I have been grappling for a little while now with the habit people seem to display when they do something good: Namely, they make their actions stand out, seemingly because they want the positive attention for doing the right thing.
I recently began studying Mishnah and it led me to some text that spoke to this human tendency. As a Mishnah novice, I find myself looking at the cited sources for elaboration on certain passages or asking my rabbi questions about parts I do not understand or cannot find a source for. In one of these searches, specifically on why the opinions Beit Hillel were accepted over Beit Shammai, I stumbled upon the following quote from the Talmud:
Anyone who seeks greatness, greatness flees from him, and, conversely, anyone who flees from greatness, greatness seeks him. And anyone who attempts to force the moment and expends great effort to achieve an objective precisely when he desires to do so, the moment forces him too, and he is unsuccessful. And conversely, anyone who is patient and yields to the moment, the moment stands by his side, and he will ultimately be successful. -- Eruvin 13b:13
It is often the case that those who seek greatness and glory are negatively impacted by that pursuit, while those who do not rush to claim it for themselves are more likely to find it.
In our society, there seems to be a disregard for this notion. Achieving glory and fame is at the forefront of many people's idea of success and prestige, and it often comes at the expense of others. To put it bluntly, other people and their feelings are considered irrelevant to one's success. Today especially, aggressiveness and borderline childish behavior toward others have replaced decorum. As the Sages say: "At the head of all the detriments to humility is foolishness and lack of true knowledge. You can observe that arrogance is found most prevalently among those who are most foolish." -- Messilat Yesharim 23:15
If you're thinking about a certain someone or certain groups, you would be viewing the painting from the wrong angle. Anyone and everyone is susceptible to the enticement of glory, to "seize the moment" for one's self for momentary satiation of the ego. While today many people equate pursuits of the moment with competitiveness and see them as demonstrative of leadership, it more so demonstrates foolishness and detracts from the powers and benefits of humility.
Adding further, the Talmud brings yet another loaf of wisdom to the table:
Rava said to him that it means: Once a person renders himself like a wilderness, deserted before all, the Torah is given to him as a gift [mattana], as it is stated: "And from the wilderness Mattana." And once it is given to him as a gift, God bequeaths [naḥalo] it to him, as it is stated: "And from Mattana Nahaliel." And once God bequeaths it to him, he rises to greatness, as it is stated: And from Nahaliel, Bamot, which are elevated places.

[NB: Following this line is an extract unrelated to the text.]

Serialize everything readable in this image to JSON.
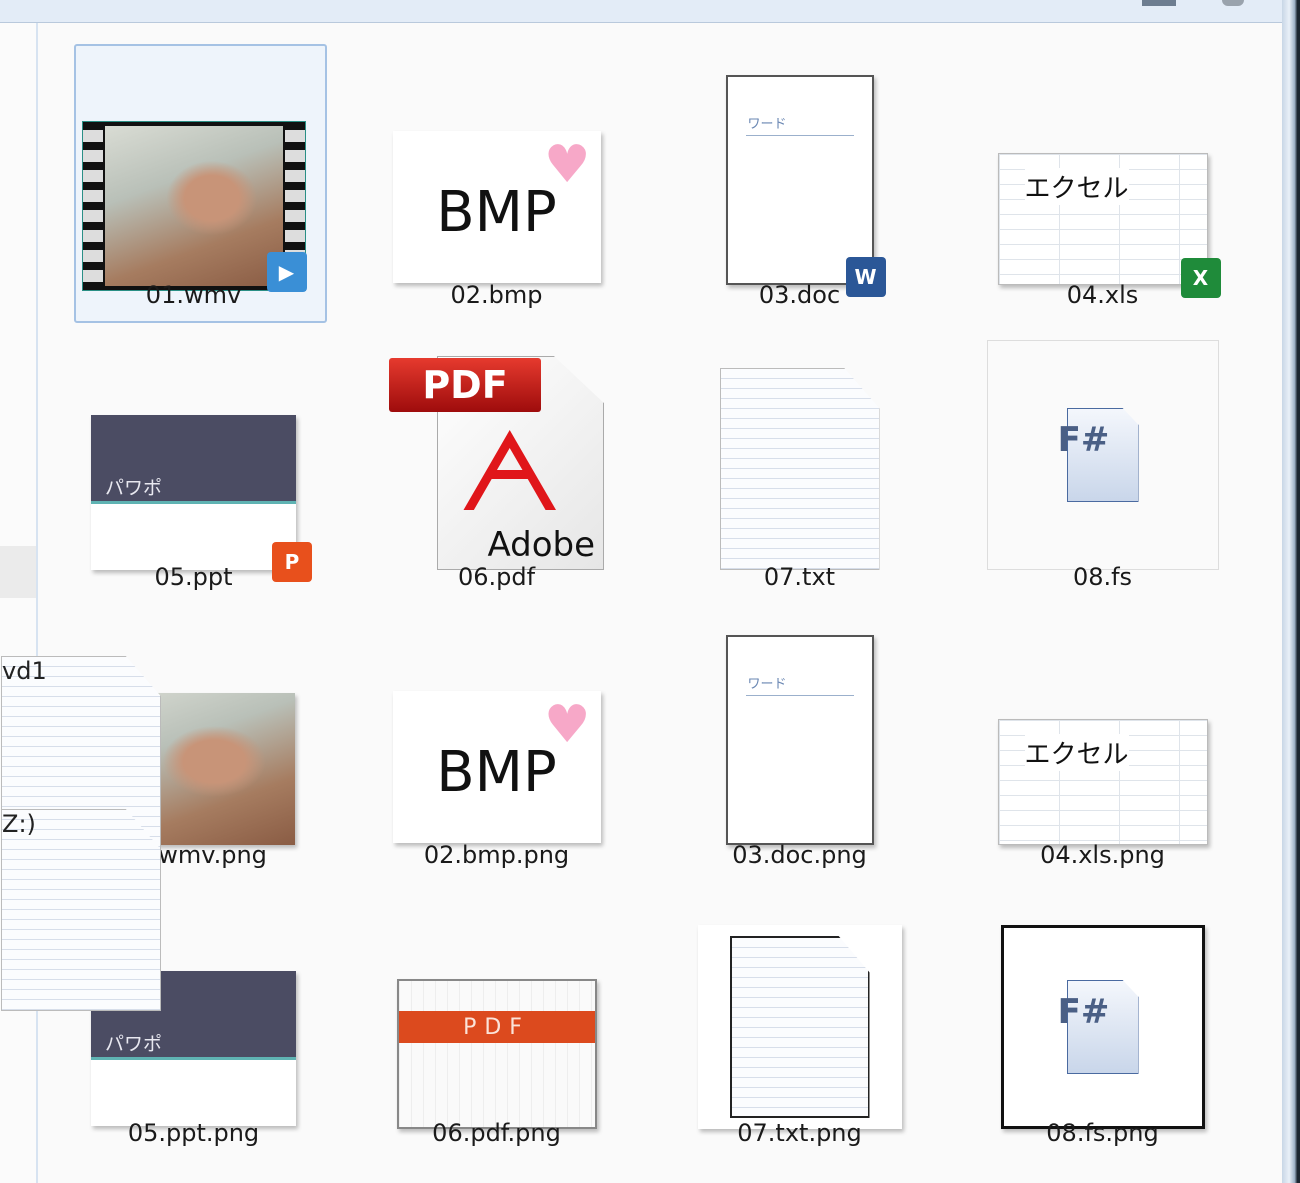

And if he elevates himself and is arrogant about his Torah, the Holy One, Blessed be He, degrades him, as it is stated: "And from Bamot the valley" (Numbers 21:20). And not only is he degraded, but one lowers him into the ground, as it is stated: "And looking over [nishkafa] the face of the wasteland" (Numbers 21:20), like a threshold [iskopa] that is sunken into the ground. And if he reverses his arrogance and becomes humble, the Holy One, Blessed be He, elevates him, as it is stated: "Every valley shall be lifted" (Isaiah 40:4). -- Nedarim 55a:9
Overall, these passages from the works of the Sages reflect the simple but often lost objective of doing what is right for its own sake. It is not imperative that everyone knows you did something good and you shouldn't expect praise for it.
The takeaway here is this: do something good because you were placed in that moment to do it and don't boast, publicize or politicize your actions. Leveraging goodness for personal gain and expecting praise tarnishes the moment and loses its intent.